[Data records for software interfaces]
↓
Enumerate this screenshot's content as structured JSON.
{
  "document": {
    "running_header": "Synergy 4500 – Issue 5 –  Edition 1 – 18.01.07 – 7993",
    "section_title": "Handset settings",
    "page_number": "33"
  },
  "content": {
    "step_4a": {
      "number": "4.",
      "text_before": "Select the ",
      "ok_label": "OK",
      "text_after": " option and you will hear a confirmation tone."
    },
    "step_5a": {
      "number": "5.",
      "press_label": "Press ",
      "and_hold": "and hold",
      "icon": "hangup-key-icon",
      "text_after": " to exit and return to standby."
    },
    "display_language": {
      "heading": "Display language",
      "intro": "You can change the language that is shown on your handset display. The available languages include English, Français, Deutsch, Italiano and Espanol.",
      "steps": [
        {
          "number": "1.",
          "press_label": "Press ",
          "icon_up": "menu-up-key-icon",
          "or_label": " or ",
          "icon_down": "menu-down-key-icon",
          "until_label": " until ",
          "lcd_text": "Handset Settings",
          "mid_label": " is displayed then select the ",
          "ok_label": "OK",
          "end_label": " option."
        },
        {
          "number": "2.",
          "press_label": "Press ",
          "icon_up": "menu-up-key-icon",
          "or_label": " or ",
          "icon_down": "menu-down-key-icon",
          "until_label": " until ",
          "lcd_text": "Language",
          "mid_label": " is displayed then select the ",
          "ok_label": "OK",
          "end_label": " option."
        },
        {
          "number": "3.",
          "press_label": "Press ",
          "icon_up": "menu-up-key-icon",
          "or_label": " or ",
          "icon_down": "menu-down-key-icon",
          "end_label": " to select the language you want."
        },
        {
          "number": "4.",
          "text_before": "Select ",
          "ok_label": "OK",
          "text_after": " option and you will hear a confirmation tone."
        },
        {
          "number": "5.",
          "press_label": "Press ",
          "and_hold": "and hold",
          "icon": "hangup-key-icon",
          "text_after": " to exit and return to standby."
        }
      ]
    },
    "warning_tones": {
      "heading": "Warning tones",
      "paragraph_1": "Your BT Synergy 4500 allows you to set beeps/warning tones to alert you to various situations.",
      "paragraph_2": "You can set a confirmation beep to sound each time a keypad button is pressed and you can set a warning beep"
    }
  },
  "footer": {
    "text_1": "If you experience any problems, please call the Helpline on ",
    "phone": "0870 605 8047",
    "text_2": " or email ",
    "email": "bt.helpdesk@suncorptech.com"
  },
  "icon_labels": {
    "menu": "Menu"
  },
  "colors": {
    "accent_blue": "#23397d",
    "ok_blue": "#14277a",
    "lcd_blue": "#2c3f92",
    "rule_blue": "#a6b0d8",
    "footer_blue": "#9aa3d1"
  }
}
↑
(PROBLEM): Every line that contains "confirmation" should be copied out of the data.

(WRITTEN ANSWER):
      "text_after": " option and you will hear a confirmation tone."
          "text_after": " option and you will hear a confirmation tone."
      "paragraph_2": "You can set a confirmation beep to sound each time a keypad button is pressed and you can set a warning beep"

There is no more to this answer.